*EXERCISE*.
The word "Stream" may appear in some lines of the data; copy every such line.

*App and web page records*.
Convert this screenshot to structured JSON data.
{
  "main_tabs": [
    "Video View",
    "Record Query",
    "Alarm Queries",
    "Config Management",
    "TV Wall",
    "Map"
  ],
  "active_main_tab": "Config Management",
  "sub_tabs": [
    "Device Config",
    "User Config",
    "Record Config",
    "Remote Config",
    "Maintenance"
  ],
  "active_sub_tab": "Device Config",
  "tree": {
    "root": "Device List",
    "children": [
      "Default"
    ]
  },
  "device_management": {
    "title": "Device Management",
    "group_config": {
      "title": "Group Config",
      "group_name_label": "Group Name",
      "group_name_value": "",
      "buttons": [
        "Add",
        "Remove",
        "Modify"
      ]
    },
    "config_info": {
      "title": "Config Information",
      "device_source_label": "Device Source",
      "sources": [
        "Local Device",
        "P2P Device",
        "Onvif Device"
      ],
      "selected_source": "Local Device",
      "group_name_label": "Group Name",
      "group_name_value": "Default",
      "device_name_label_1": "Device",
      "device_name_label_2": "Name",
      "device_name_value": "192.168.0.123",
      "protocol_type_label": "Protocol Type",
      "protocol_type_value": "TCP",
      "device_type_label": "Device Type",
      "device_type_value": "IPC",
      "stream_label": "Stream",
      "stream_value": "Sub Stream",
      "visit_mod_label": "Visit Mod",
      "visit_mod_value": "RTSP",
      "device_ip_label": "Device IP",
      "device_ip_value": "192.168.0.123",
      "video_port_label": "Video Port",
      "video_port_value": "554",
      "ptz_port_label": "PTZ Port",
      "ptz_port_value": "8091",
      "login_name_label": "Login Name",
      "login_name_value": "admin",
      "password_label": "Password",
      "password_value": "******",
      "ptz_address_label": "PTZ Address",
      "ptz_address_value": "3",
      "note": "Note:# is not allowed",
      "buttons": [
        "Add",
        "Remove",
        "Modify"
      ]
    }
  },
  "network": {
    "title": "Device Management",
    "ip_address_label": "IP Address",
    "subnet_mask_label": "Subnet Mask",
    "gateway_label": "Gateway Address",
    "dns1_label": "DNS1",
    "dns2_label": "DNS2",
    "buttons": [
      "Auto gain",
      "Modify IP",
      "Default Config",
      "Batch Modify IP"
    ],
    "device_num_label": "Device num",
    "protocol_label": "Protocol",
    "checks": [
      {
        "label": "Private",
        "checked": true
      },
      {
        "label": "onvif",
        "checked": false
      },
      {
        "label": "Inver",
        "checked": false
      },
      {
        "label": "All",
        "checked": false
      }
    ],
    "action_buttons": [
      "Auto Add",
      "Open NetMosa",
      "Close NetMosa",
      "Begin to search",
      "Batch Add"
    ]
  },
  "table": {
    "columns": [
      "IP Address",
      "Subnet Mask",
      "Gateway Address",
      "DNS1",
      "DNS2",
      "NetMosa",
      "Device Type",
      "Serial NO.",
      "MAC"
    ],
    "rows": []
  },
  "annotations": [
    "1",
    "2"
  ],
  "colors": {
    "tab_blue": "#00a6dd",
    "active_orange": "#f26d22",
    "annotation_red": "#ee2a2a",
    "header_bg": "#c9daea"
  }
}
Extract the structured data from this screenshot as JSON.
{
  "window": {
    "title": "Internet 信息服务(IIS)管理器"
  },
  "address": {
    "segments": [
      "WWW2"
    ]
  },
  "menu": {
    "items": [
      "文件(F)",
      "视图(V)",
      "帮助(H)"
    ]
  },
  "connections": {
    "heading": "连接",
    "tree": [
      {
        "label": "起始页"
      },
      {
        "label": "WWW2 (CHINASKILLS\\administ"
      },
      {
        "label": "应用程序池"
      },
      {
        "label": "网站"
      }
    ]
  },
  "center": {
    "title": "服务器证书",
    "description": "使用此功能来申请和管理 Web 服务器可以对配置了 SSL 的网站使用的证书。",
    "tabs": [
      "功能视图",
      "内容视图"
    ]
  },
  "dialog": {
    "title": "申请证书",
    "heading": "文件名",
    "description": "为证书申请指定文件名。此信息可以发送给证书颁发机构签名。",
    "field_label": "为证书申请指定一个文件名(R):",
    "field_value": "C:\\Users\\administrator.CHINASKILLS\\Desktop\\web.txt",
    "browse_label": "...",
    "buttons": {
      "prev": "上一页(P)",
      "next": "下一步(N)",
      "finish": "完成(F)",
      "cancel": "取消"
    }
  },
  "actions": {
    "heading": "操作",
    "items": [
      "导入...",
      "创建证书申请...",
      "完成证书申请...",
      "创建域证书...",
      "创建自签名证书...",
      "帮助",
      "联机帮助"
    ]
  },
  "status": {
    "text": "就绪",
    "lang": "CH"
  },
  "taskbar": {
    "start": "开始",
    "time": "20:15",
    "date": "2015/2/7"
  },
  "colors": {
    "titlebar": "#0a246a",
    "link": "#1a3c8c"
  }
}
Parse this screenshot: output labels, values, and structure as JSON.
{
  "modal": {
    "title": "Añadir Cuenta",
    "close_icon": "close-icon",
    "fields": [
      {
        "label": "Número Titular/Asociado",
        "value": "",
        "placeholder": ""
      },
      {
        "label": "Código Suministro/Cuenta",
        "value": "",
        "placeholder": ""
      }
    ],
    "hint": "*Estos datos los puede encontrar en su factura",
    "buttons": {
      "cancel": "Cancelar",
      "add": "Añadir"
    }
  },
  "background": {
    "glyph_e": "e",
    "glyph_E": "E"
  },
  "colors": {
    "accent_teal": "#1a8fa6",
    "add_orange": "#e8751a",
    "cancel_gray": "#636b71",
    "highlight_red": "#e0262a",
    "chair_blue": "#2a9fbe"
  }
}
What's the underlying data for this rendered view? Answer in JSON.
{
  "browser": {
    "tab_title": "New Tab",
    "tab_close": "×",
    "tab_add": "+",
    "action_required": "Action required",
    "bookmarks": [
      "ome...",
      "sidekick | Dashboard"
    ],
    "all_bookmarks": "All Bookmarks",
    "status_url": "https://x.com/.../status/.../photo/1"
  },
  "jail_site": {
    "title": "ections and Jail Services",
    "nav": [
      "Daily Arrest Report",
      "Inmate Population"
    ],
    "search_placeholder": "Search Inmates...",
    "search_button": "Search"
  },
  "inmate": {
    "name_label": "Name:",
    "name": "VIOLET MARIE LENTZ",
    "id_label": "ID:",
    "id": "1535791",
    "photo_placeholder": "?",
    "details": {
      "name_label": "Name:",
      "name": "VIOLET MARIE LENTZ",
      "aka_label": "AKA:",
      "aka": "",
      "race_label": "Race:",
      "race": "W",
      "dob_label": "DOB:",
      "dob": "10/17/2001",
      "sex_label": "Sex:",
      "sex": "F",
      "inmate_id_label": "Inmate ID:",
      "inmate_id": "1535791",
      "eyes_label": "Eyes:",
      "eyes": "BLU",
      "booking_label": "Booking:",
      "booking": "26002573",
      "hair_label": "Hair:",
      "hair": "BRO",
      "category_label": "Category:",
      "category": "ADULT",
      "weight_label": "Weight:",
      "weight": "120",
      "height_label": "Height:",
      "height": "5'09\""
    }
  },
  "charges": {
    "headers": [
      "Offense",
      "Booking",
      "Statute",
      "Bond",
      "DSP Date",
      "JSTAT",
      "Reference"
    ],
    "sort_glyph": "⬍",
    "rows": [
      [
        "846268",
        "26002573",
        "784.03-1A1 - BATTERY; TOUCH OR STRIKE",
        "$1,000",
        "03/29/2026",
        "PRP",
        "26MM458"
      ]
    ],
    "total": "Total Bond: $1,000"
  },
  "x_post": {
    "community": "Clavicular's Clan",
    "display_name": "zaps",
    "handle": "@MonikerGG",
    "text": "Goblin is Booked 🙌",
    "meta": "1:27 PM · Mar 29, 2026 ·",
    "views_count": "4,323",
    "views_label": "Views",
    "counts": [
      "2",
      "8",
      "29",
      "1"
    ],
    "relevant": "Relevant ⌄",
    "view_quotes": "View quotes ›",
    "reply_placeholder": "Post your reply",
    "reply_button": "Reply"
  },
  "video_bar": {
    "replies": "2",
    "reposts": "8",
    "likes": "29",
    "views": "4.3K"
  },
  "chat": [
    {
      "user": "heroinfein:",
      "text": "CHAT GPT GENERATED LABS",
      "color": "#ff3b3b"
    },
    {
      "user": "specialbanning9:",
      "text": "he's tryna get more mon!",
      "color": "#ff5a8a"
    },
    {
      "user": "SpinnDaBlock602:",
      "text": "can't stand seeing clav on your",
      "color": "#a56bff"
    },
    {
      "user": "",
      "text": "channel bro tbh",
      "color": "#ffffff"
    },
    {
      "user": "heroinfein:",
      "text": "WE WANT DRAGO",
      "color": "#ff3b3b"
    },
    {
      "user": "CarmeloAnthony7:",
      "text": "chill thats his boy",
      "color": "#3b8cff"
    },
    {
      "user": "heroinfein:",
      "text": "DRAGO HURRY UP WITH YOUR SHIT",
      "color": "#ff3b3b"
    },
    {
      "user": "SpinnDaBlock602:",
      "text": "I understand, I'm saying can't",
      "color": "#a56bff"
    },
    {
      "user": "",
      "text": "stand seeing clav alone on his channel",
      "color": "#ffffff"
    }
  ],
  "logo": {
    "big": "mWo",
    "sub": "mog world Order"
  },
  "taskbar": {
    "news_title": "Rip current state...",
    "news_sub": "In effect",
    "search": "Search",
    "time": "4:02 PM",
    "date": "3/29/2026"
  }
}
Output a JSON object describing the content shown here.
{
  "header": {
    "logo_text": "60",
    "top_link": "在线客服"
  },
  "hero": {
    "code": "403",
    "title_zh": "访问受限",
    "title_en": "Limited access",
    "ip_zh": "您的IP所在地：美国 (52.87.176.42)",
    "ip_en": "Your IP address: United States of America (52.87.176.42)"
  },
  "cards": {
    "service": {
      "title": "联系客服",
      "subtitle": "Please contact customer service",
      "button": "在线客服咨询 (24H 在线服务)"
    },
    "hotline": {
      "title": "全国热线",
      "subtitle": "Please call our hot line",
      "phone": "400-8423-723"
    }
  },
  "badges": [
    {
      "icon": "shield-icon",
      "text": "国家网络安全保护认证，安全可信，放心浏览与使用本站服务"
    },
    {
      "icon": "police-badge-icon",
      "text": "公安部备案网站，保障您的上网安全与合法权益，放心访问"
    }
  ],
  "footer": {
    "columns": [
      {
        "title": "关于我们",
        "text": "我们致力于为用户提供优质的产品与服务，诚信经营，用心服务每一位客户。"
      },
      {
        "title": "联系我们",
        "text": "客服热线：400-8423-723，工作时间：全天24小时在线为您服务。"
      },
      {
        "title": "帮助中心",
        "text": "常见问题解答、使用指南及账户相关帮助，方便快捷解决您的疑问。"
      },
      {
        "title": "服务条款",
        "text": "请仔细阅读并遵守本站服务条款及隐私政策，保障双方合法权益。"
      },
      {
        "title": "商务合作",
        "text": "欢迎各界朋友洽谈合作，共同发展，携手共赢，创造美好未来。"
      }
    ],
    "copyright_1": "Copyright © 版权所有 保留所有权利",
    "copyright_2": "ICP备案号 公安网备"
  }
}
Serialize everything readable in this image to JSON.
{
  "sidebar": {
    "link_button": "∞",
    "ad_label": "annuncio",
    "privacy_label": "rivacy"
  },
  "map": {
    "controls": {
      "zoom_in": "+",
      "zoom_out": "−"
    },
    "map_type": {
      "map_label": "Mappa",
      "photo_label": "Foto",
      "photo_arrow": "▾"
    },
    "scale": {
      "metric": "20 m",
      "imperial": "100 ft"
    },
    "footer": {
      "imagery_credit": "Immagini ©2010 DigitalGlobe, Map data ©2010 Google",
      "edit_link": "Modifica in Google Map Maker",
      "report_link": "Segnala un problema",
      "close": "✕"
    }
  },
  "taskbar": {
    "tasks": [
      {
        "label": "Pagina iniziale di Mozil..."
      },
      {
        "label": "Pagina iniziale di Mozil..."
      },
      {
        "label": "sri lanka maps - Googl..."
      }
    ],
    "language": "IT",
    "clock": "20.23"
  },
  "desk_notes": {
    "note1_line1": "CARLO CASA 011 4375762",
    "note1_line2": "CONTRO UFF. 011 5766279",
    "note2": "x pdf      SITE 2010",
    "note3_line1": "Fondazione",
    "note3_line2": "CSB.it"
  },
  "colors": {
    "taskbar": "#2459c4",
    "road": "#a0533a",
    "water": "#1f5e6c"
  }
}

*TASK SOLUTION*.
      "stream_label": "Stream",
      "stream_value": "Sub Stream",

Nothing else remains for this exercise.